> TASK DETAILS
Although the records contain pictures, only their text should be repeated, exactly as it stands.
=====
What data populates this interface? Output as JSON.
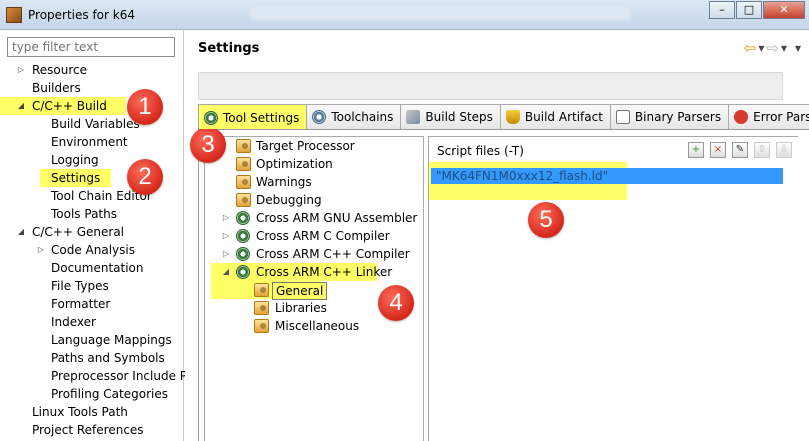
{
  "window": {
    "title": "Properties for k64",
    "buttons": {
      "minimize": "–",
      "maximize": "□",
      "close": "✕"
    }
  },
  "sidebar": {
    "filter_placeholder": "type filter text",
    "items": [
      {
        "label": "Resource",
        "twisty": "▷"
      },
      {
        "label": "Builders",
        "twisty": ""
      },
      {
        "label": "C/C++ Build",
        "twisty": "◢"
      },
      {
        "label": "Build Variables",
        "twisty": ""
      },
      {
        "label": "Environment",
        "twisty": ""
      },
      {
        "label": "Logging",
        "twisty": ""
      },
      {
        "label": "Settings",
        "twisty": ""
      },
      {
        "label": "Tool Chain Editor",
        "twisty": ""
      },
      {
        "label": "Tools Paths",
        "twisty": ""
      },
      {
        "label": "C/C++ General",
        "twisty": "◢"
      },
      {
        "label": "Code Analysis",
        "twisty": "▷"
      },
      {
        "label": "Documentation",
        "twisty": ""
      },
      {
        "label": "File Types",
        "twisty": ""
      },
      {
        "label": "Formatter",
        "twisty": ""
      },
      {
        "label": "Indexer",
        "twisty": ""
      },
      {
        "label": "Language Mappings",
        "twisty": ""
      },
      {
        "label": "Paths and Symbols",
        "twisty": ""
      },
      {
        "label": "Preprocessor Include Pa",
        "twisty": ""
      },
      {
        "label": "Profiling Categories",
        "twisty": ""
      },
      {
        "label": "Linux Tools Path",
        "twisty": ""
      },
      {
        "label": "Project References",
        "twisty": ""
      }
    ]
  },
  "main": {
    "title": "Settings",
    "nav": {
      "back": "⇦",
      "down1": "▾",
      "forward": "⇨",
      "down2": "▾",
      "menu": "▾"
    },
    "tabs": [
      {
        "label": "Tool Settings",
        "icon": "gear-icon"
      },
      {
        "label": "Toolchains",
        "icon": "chain-icon"
      },
      {
        "label": "Build Steps",
        "icon": "steps-icon"
      },
      {
        "label": "Build Artifact",
        "icon": "trophy-icon"
      },
      {
        "label": "Binary Parsers",
        "icon": "binary-icon"
      },
      {
        "label": "Error Parse",
        "icon": "error-icon"
      }
    ],
    "tool_tree": [
      {
        "label": "Target Processor"
      },
      {
        "label": "Optimization"
      },
      {
        "label": "Warnings"
      },
      {
        "label": "Debugging"
      },
      {
        "label": "Cross ARM GNU Assembler",
        "twisty": "▷"
      },
      {
        "label": "Cross ARM C Compiler",
        "twisty": "▷"
      },
      {
        "label": "Cross ARM C++ Compiler",
        "twisty": "▷"
      },
      {
        "label": "Cross ARM C++ Linker",
        "twisty": "◢"
      },
      {
        "label": "General"
      },
      {
        "label": "Libraries"
      },
      {
        "label": "Miscellaneous"
      }
    ],
    "script_panel": {
      "label": "Script files (-T)",
      "tools": {
        "add": "+",
        "delete": "×",
        "edit": "✎",
        "up": "⇧",
        "down": "⇩"
      },
      "files": [
        "\"MK64FN1M0xxx12_flash.ld\""
      ]
    }
  },
  "callouts": [
    "1",
    "2",
    "3",
    "4",
    "5"
  ],
  "colors": {
    "highlight": "#ffff66",
    "callout": "#d5281b",
    "selection": "#3399ff"
  }
}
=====
> PROBLEM SOLUTION
What data populates this interface? Output as JSON.
{
  "window": {
    "title": "Properties for k64",
    "buttons": {
      "minimize": "–",
      "maximize": "□",
      "close": "✕"
    }
  },
  "sidebar": {
    "filter_placeholder": "type filter text",
    "items": [
      {
        "label": "Resource",
        "twisty": "▷"
      },
      {
        "label": "Builders",
        "twisty": ""
      },
      {
        "label": "C/C++ Build",
        "twisty": "◢"
      },
      {
        "label": "Build Variables",
        "twisty": ""
      },
      {
        "label": "Environment",
        "twisty": ""
      },
      {
        "label": "Logging",
        "twisty": ""
      },
      {
        "label": "Settings",
        "twisty": ""
      },
      {
        "label": "Tool Chain Editor",
        "twisty": ""
      },
      {
        "label": "Tools Paths",
        "twisty": ""
      },
      {
        "label": "C/C++ General",
        "twisty": "◢"
      },
      {
        "label": "Code Analysis",
        "twisty": "▷"
      },
      {
        "label": "Documentation",
        "twisty": ""
      },
      {
        "label": "File Types",
        "twisty": ""
      },
      {
        "label": "Formatter",
        "twisty": ""
      },
      {
        "label": "Indexer",
        "twisty": ""
      },
      {
        "label": "Language Mappings",
        "twisty": ""
      },
      {
        "label": "Paths and Symbols",
        "twisty": ""
      },
      {
        "label": "Preprocessor Include Pa",
        "twisty": ""
      },
      {
        "label": "Profiling Categories",
        "twisty": ""
      },
      {
        "label": "Linux Tools Path",
        "twisty": ""
      },
      {
        "label": "Project References",
        "twisty": ""
      }
    ]
  },
  "main": {
    "title": "Settings",
    "nav": {
      "back": "⇦",
      "down1": "▾",
      "forward": "⇨",
      "down2": "▾",
      "menu": "▾"
    },
    "tabs": [
      {
        "label": "Tool Settings",
        "icon": "gear-icon"
      },
      {
        "label": "Toolchains",
        "icon": "chain-icon"
      },
      {
        "label": "Build Steps",
        "icon": "steps-icon"
      },
      {
        "label": "Build Artifact",
        "icon": "trophy-icon"
      },
      {
        "label": "Binary Parsers",
        "icon": "binary-icon"
      },
      {
        "label": "Error Parse",
        "icon": "error-icon"
      }
    ],
    "tool_tree": [
      {
        "label": "Target Processor"
      },
      {
        "label": "Optimization"
      },
      {
        "label": "Warnings"
      },
      {
        "label": "Debugging"
      },
      {
        "label": "Cross ARM GNU Assembler",
        "twisty": "▷"
      },
      {
        "label": "Cross ARM C Compiler",
        "twisty": "▷"
      },
      {
        "label": "Cross ARM C++ Compiler",
        "twisty": "▷"
      },
      {
        "label": "Cross ARM C++ Linker",
        "twisty": "◢"
      },
      {
        "label": "General"
      },
      {
        "label": "Libraries"
      },
      {
        "label": "Miscellaneous"
      }
    ],
    "script_panel": {
      "label": "Script files (-T)",
      "tools": {
        "add": "+",
        "delete": "×",
        "edit": "✎",
        "up": "⇧",
        "down": "⇩"
      },
      "files": [
        "\"MK64FN1M0xxx12_flash.ld\""
      ]
    }
  },
  "callouts": [
    "1",
    "2",
    "3",
    "4",
    "5"
  ],
  "colors": {
    "highlight": "#ffff66",
    "callout": "#d5281b",
    "selection": "#3399ff"
  }
}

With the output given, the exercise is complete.